Another of the twenty parks managed by New Jersey Sports and Exposition Authority, Richard W. DeKorte Park (https://www.njsea.com/parks-and-trails/ ) was one of the first locations I ventured to when I started birding. It probably wouldn’t be a stretch to say that this park inspired me to become a bird watcher. We would pass it on the train and I kept wondering what this amazing place was, and how could I get there. One day I finally tried it, and it didn’t disappoint. I still go there regularly, and it never fails to amaze. In the heart of New Jersey’s Meadowlands, this wetland habitat is visited by over 285 different species.
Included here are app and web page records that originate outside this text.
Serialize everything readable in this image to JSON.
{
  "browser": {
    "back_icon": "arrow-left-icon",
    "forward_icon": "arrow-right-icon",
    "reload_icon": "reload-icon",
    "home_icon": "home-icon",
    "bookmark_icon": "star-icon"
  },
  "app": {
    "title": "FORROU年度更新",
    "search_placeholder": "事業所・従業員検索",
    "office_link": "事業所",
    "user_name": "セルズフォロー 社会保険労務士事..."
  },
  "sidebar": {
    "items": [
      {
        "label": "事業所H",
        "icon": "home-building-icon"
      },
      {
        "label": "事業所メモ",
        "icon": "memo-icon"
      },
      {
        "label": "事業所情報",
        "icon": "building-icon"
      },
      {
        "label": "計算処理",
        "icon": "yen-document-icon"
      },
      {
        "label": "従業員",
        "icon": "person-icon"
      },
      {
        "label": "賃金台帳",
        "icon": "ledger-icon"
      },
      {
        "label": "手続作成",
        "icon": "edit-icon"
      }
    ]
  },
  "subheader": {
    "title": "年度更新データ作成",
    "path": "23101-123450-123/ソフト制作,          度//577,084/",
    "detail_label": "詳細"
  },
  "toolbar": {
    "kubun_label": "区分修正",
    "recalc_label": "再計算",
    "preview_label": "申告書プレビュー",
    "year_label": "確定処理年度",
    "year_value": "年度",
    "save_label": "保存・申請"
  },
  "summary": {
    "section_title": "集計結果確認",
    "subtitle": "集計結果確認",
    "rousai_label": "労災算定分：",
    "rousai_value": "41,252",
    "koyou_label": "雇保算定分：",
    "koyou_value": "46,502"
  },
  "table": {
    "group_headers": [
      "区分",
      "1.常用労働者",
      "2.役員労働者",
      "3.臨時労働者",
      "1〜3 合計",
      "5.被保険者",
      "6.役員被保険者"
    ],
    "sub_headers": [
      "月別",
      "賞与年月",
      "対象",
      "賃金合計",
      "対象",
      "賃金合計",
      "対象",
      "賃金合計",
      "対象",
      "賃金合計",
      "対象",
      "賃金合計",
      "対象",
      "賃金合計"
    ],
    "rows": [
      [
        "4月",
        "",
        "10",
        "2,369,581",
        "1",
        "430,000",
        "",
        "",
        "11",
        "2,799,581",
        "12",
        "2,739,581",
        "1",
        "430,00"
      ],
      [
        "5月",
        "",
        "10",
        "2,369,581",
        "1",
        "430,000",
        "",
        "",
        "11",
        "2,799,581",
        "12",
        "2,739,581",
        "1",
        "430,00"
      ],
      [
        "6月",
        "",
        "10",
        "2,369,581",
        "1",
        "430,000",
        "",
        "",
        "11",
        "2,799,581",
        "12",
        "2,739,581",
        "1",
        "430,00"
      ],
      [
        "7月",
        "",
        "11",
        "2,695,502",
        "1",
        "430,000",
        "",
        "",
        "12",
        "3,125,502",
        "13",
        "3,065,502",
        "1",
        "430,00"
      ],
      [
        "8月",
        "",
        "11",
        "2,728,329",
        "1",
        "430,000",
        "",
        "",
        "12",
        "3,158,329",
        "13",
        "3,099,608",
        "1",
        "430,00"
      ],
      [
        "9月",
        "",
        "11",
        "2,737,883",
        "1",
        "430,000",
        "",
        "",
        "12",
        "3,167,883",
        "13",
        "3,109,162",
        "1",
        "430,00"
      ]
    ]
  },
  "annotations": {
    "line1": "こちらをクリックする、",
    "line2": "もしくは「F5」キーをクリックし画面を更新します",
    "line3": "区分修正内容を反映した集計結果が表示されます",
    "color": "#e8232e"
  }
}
The 3.5 miles of trails include a boardwalk through the wetland area itself, as well as some grassy, treed areas. The Manhattan skyline is visible in the background with the highway and train line. Nature truly co-exists with man in this spot.

I always start by heading out on the Marsh Discovery trail with its boardwalk and bird blinds. There are many birds that you are sure to see here in the summer months. Top of the list is tree swallows. They truly dominate the area. Little wonder really. The whole habitat has been populated with tree swallow sized nest boxes, out in the middle of the marsh. They are constantly gliding overhead and chirping to each other in their hyper-active way. They do settle on banisters, nest boxes and vegetation if you are patience enough to wait. I can never get enough of photographing them. The sheen of their feathers in the direct sunlight is one of the most beautiful things I have ever seen.

After the tree swallows, it is Great Egrets and Great Blue Heron you should expect to see. Sometimes, especially in spring and summer, there will be dozens of them, slowly making their way across the marsh, with their steady, exacting steps, heads down watching for anything tasty they might flush out of the mud. It is actually the Great Egrets that first attracted me to this place.

Being a marsh, Seagulls and Terns are also species you are likely to encounter on a walk here. The Seagulls tend to congregate at the mudflats, while the Terns like to explore the whole area. Their antics are more than a bit amusing. The Terns often remind me of the Three Stooges (even when there are more than three), as each of their actions always seem to be a direct reaction to some action another in the flock took. He hops away, I hop after. He flies up and lands, I fly up and land a little farther. These waterbirds are some of the only birds who remain on this spot through the winter, not a light-hearted prospect. I give them a lot of credit for braving the exposed waters, especially when the icy winter wind blows.

Other waterfowl can also be seen and at some points, such as early spring, you can see five or six different kinds of ducks. Mallards are usually abundant, but I have also spotted Northern Shovelers, Bufflehead and Greater Scaup. Canada Geese are sometimes here and the occasional Muted Swan can also be found floating around. Double-Crested Cormorants really like the mudflats. They usually congregate their in large groups, but you can sometimes see a lone Cormorant drying off its wings in the sunshine.

The song birds need their acknowledgment as well. Song Sparrows and Marsh Wrens fill the air with their songs. Red-Winged Blackbirds also make their presence known either with a loud call or a sudden appearance in the reeds. Catbirds, Robins and the occasional Grackle also like this spot, particularly the more forested areas.

One of the things that keeps me coming back to this location is the surprises that seem to be waiting at every turn. Yes, I see a lot of the same birds each trip, but I never know what other birds and animals might be waiting around the next curve in the boardwalk. I have seen woodchucks, painted turtles and so many lovely butterflies here. Some of my other favorite rare encounters include a pair of Lesser Yellowlegs wandering in the mudflats, a bright yellow Palm Warbler and a Yellow-Rumped Warbler.